The names of foods, cooking methods, and basic ingredients have changed little since antiquity. Greece is a nation of small farmers who produce an incredible array of mainly organically-produced cheeses, oils, fruits, nuts, grains, legumes and vegetables, supplemented by an array of greens and aromatic herbs that grow in the wild. Consequently, most vegetables are cultivated in natural ways, maintaining their aroma and flavour. Important vegetables include tomato, aubergine (eggplant), potato, green beans, okra, green peppers and onions.
Greece’s climate is perfect for growing olive and lemon trees, producing two of the most important elements of Greek cooking. Greek olive oil deserves a special note. This characteristic and ancient element of Greek cuisine is of excellent quality and adds to the distinctive taste of Greek food.

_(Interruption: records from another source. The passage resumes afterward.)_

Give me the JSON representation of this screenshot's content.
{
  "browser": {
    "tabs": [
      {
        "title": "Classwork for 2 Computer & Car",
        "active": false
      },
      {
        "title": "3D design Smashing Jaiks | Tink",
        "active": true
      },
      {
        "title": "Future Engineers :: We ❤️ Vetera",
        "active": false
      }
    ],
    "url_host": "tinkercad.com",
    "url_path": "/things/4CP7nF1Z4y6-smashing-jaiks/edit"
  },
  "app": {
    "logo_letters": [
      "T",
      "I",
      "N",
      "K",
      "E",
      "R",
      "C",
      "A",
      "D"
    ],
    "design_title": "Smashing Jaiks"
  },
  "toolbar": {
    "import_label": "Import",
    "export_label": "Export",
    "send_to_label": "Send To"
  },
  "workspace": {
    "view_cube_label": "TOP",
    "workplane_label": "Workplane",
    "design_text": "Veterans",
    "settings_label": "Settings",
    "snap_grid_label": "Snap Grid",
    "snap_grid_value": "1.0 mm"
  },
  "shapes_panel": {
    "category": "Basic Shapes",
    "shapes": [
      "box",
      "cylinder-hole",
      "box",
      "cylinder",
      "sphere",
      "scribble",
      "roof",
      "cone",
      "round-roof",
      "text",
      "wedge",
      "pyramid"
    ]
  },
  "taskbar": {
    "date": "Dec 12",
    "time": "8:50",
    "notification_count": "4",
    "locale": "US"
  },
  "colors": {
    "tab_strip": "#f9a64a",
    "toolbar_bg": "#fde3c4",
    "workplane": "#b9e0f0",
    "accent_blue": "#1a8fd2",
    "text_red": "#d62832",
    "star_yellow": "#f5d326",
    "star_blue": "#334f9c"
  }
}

Greek cuisine favours certain native herbs and flavourings, namely: oregano, mint, garlic, onion, dill and bay laurel leaves. Other common herbs and spices include basil, thyme and fennel seed. However, many Greek recipes, especially in the northern parts of the country, use “sweet” spices in combination with meat, for example cinnamon and cloves in stews, though these are not native to Greece.
These are the foods and herbs that form the base of the traditional Greek regimen, to which they add both variety and nutrition. With much of Greece made up of islands – and no part of the Greek mainland more than 90 miles from the sea – fish and seafood are a popular and common part of the Greek diet. The climate and mountainous terrain has tended to favour the breeding of goats and sheep, which are allowed to graze freely, and thus produce cuts of excellent quality. Lamb and goat (kid) are the traditional meats of holidays and festivals. Poultry, beef and pork are also in plentiful supply, with some ancient Greek pig breeds undergoing a revival.
Honey in Greece is very pure and of high quality. It is mainly from the nectar of fruit and citrus trees: lemon, orange and bitter orange, thyme honey, and pine honey, with some excellent coumarin honey, with its unusual, almost savoury taste. Greeks love honey and produce many delicious desserts with it.
Mastic (aromatic, ivory coloured resin), with its unique culinary and health benefits is native to the Aegean island of Chios and can only be found there.
A great variety of cheese types are used in Greek cuisine, including the world famous feta cheese made from goat and sheep’s milk, but also other white cheeses such as: anthotyros, manouri, metsovone and mizithra and matured yellow cheeses such as: kasseri, kefalotyri, graviera, to name just a few.